Everything in the data that follows should be given again verbatim, except the images.

=== Dataset entries ===

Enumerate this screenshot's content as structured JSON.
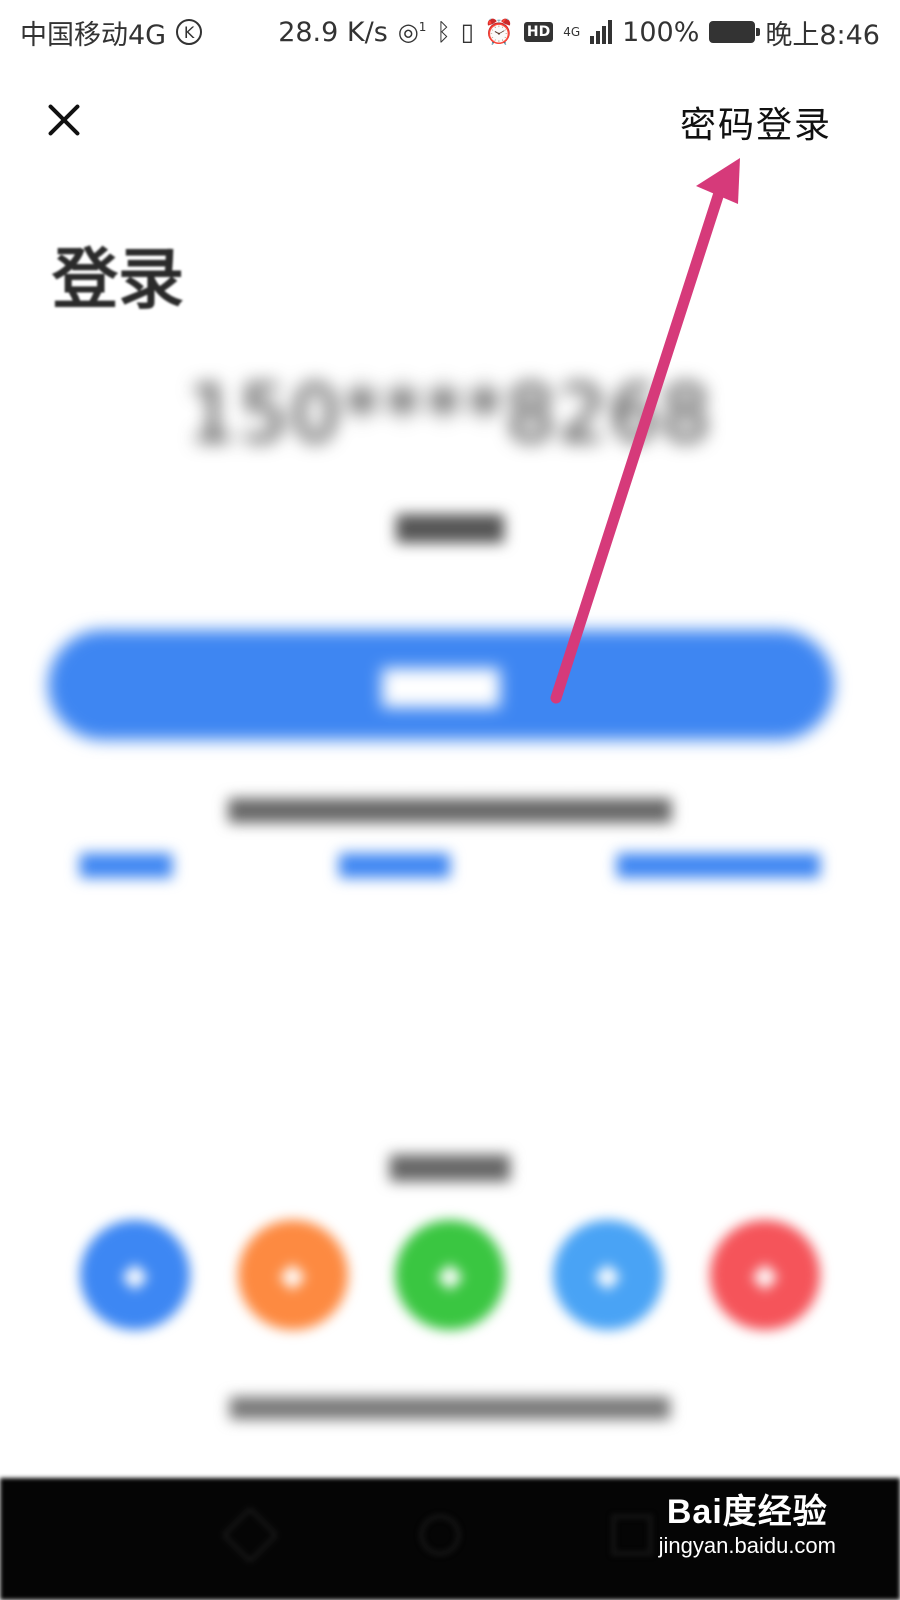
{
  "status_bar": {
    "carrier": "中国移动4G",
    "carrier_badge": "K",
    "speed": "28.9 K/s",
    "hotspot_count": "1",
    "hd_label": "HD",
    "network_type": "4G",
    "battery": "100%",
    "time": "晚上8:46"
  },
  "header": {
    "close_icon": "close-icon",
    "password_login": "密码登录"
  },
  "page": {
    "title": "登录",
    "phone_number": "150****8268"
  },
  "colors": {
    "primary": "#3e86f2",
    "annotation_arrow": "#d63a7a",
    "social": [
      "#3d87f3",
      "#fd8a41",
      "#3ac641",
      "#49a3f5",
      "#f5545a"
    ]
  },
  "social_icons": [
    "qq-icon",
    "weibo-icon",
    "wechat-icon",
    "phone-icon",
    "alipay-icon"
  ],
  "watermark": {
    "logo": "Bai度经验",
    "url": "jingyan.baidu.com"
  }
}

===

**Output for this exercise:**
Enumerate this screenshot's content as structured JSON.
{
  "status_bar": {
    "carrier": "中国移动4G",
    "carrier_badge": "K",
    "speed": "28.9 K/s",
    "hotspot_count": "1",
    "hd_label": "HD",
    "network_type": "4G",
    "battery": "100%",
    "time": "晚上8:46"
  },
  "header": {
    "close_icon": "close-icon",
    "password_login": "密码登录"
  },
  "page": {
    "title": "登录",
    "phone_number": "150****8268"
  },
  "colors": {
    "primary": "#3e86f2",
    "annotation_arrow": "#d63a7a",
    "social": [
      "#3d87f3",
      "#fd8a41",
      "#3ac641",
      "#49a3f5",
      "#f5545a"
    ]
  },
  "social_icons": [
    "qq-icon",
    "weibo-icon",
    "wechat-icon",
    "phone-icon",
    "alipay-icon"
  ],
  "watermark": {
    "logo": "Bai度经验",
    "url": "jingyan.baidu.com"
  }
}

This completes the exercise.